You’ve likely heard of the biggest home improvement stores in the industry: Home Depot, Lowe’s, Ace Hardware, True Value, and Menards. And among those five, Home Depot and Lowe’s account for over 80% of the market share (as of 2019). Overall, in taking a look at general favorability, we see each store scores well among customers, with Lowe’s tied for the most favorable with Ace Hardware (61%), and Home Depot just four points behind that.
Despite this similarity, the differences among each brand shine when we look at the types of do-it-yourself home renovators who make up their customer bases. Home Depot and Lowe’s stand heads and shoulders above their competitors, with 40% and 37% of respondents indicating their respective preferences.
However, when we cross that trend against respondents who enjoy taking on home improvement projects, we see something a little different.
People who prefer Home Depot or Lowe’s seem to enjoy doing home projects more than those that prefer other stores (each at 43%), though Menards (41%) isn’t far behind. This cross comparison is especially interesting when we look at store preference against self-described “handy” respondents.

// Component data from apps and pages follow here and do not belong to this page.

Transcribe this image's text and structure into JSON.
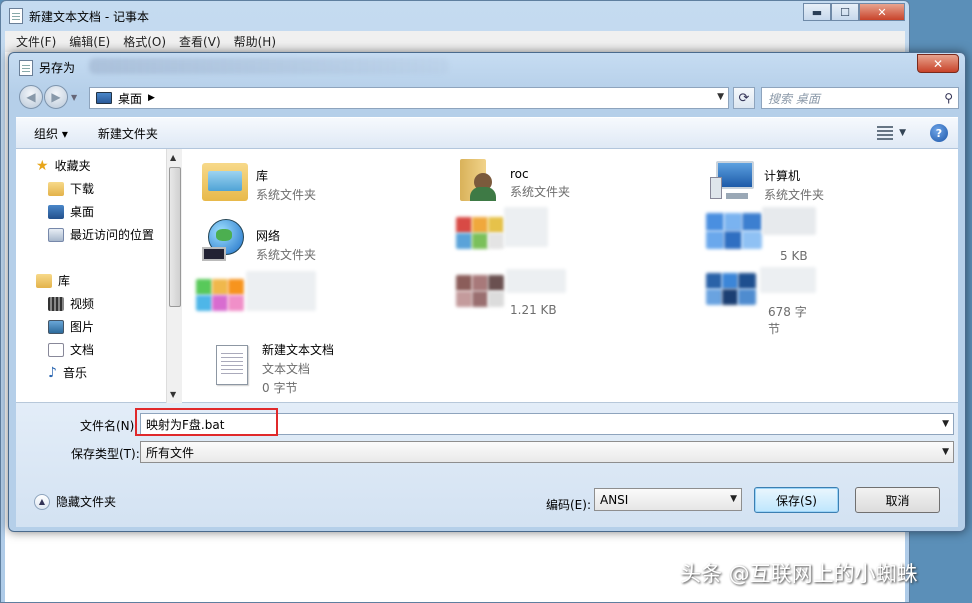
{
  "notepad": {
    "title": "新建文本文档 - 记事本",
    "menu": [
      "文件(F)",
      "编辑(E)",
      "格式(O)",
      "查看(V)",
      "帮助(H)"
    ],
    "controls": {
      "minimize": "▬",
      "maximize": "☐",
      "close": "✕"
    }
  },
  "dialog": {
    "title": "另存为",
    "address": {
      "location": "桌面",
      "separator": "▶"
    },
    "search_placeholder": "搜索 桌面",
    "toolbar": {
      "organize": "组织 ▾",
      "new_folder": "新建文件夹"
    },
    "nav": {
      "favorites": "收藏夹",
      "downloads": "下载",
      "desktop": "桌面",
      "recent": "最近访问的位置",
      "libraries": "库",
      "videos": "视频",
      "pictures": "图片",
      "documents": "文档",
      "music": "音乐"
    },
    "files": [
      {
        "name": "库",
        "desc": "系统文件夹"
      },
      {
        "name": "roc",
        "desc": "系统文件夹"
      },
      {
        "name": "计算机",
        "desc": "系统文件夹"
      },
      {
        "name": "网络",
        "desc": "系统文件夹"
      },
      {
        "name": "",
        "desc": ""
      },
      {
        "name": "",
        "desc": "",
        "extra": "5 KB"
      },
      {
        "name": "",
        "desc": ""
      },
      {
        "name": "",
        "desc": "1.21 KB"
      },
      {
        "name": "",
        "desc": "678 字节"
      },
      {
        "name": "新建文本文档",
        "desc": "文本文档",
        "size": "0 字节"
      }
    ],
    "filename_label": "文件名(N):",
    "filename_value": "映射为F盘.bat",
    "filetype_label": "保存类型(T):",
    "filetype_value": "所有文件",
    "hide_folders": "隐藏文件夹",
    "encoding_label": "编码(E):",
    "encoding_value": "ANSI",
    "save": "保存(S)",
    "cancel": "取消"
  },
  "watermark": "头条 @互联网上的小蜘蛛"
}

Despite the general population’s overwhelming preference for Home Depot or Lowe’s, most people who prefer Menards are more likely to consider themselves handy than those who prefer the larger competitors. Perhaps this implies that Home Depot or Lowe’s provide a more comprehensive customer service experience that makes taking on new projects more enjoyable to the less handily-inclined.
When we look at age demographics across store preference, we see something that you might find surprising.

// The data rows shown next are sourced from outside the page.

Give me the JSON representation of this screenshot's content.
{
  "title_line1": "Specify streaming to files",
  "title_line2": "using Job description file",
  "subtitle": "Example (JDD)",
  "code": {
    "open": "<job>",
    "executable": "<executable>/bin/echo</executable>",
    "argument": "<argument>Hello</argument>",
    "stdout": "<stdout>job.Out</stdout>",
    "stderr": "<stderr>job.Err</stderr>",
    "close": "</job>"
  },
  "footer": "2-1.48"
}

While Home Depot and Lowe’s attract the lion’s share of customers across each age range in relatively similar portions to each other, Menards stands out among 18- to 29-year-olds. Perhaps the youngest customers live in areas where Menards are more accessible, or the larger chains somehow turn off their youngest potential customers, pushing them to smaller, lesser-known retailers.

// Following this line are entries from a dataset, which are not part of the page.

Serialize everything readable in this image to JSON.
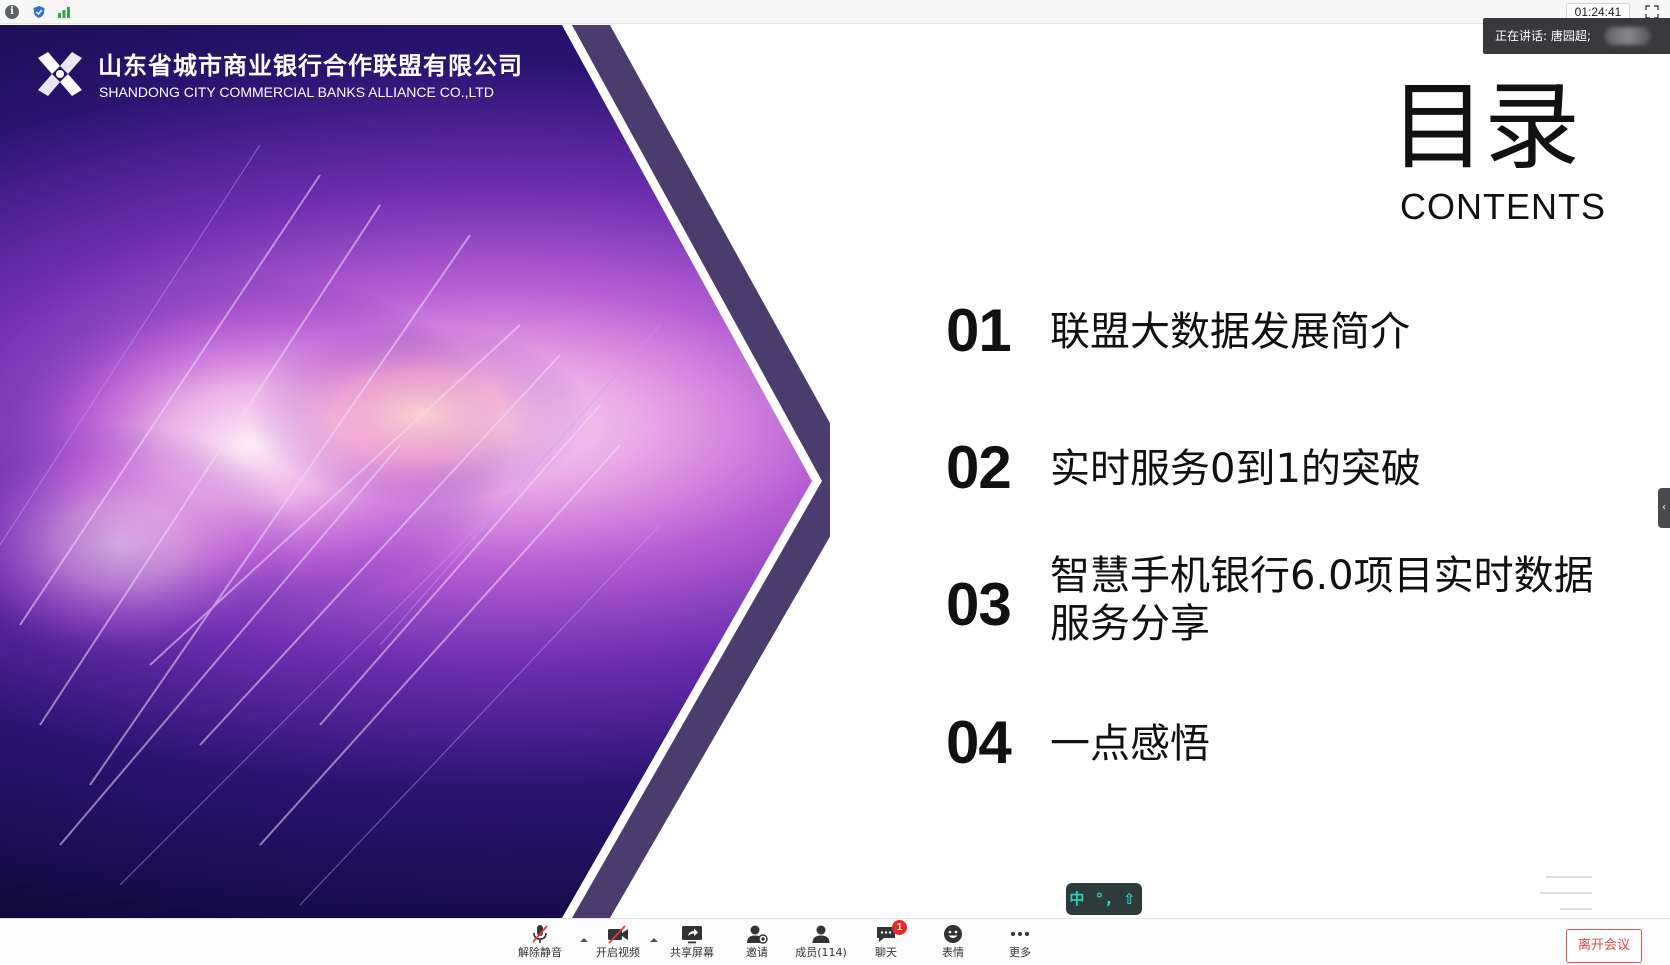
{
  "topbar": {
    "meeting_time": "01:24:41",
    "icons": [
      "info-icon",
      "shield-icon",
      "signal-icon",
      "fullscreen-icon"
    ]
  },
  "speaker": {
    "label": "正在讲话: 唐园超;"
  },
  "slide": {
    "organization_cn": "山东省城市商业银行合作联盟有限公司",
    "organization_en": "SHANDONG CITY COMMERCIAL BANKS ALLIANCE CO.,LTD",
    "title_cn": "目录",
    "title_en": "CONTENTS",
    "items": [
      {
        "number": "01",
        "text": "联盟大数据发展简介"
      },
      {
        "number": "02",
        "text": "实时服务0到1的突破"
      },
      {
        "number": "03",
        "text": "智慧手机银行6.0项目实时数据服务分享"
      },
      {
        "number": "04",
        "text": "一点感悟"
      }
    ],
    "ime_indicator": "中 °, ⇧"
  },
  "toolbar": {
    "unmute": "解除静音",
    "start_video": "开启视频",
    "share_screen": "共享屏幕",
    "invite": "邀请",
    "members": "成员(114)",
    "chat": "聊天",
    "chat_badge": "1",
    "reactions": "表情",
    "more": "更多",
    "leave": "离开会议"
  },
  "colors": {
    "accent_red": "#e04848",
    "chevron_purple": "#4a3d6e",
    "ime_teal": "#2fd0c0"
  }
}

Urbanicity, however, may account for some of this.
The Home Depot is largely prominent in city and suburban areas, while Lowe’s has more strength in rural areas. Menards, however, is also showing preference in rural areas and burgeoning recognition in cities, implying that their slight bump among younger shoppers may provide a foothold in growing its market size against larger competitors.
But What About Quarantine?
If you’re beginning to wonder if the pandemic and quarantine have had an effect on all of this home improvement, the answer is, yes, a bit, aside from the economics of it.
It turns out that being stuck at home all day has made 34% of the general adult population more likely to change something about their living spaces. This is certainly good news for almost all home improvement stores who might be worried about their spring and summer sales, especially since the data demonstrates that the approximate third of the population likely to take on a project is split roughly evenly across store preference (though notably, Menards does lead in this metric as well).
Perhaps the difference maker for these brands could be advertising dollars.
People certainly are watching more TV during quarantine, and if you think that time watching home renovation shows correlates with likelihood to take on a home project, you would be correct.
The more hours per week respondents spent watching home renovation TV programs, the more likely they were have taken on more home renovations projects over this past year. And in conjunction with that, customers that prefer Menards watch the most TV.
Though marketing budgets might be strained right now for nearly every industry, it may make sense for home retail chains to keep investing in it, especially during home improvement television shows. As we approach the end of large-scale quarantining over the next several months, Menards seems poised to grow among the do-it-yourself crowd, potentially challenging the long-established largest competitors in the industry.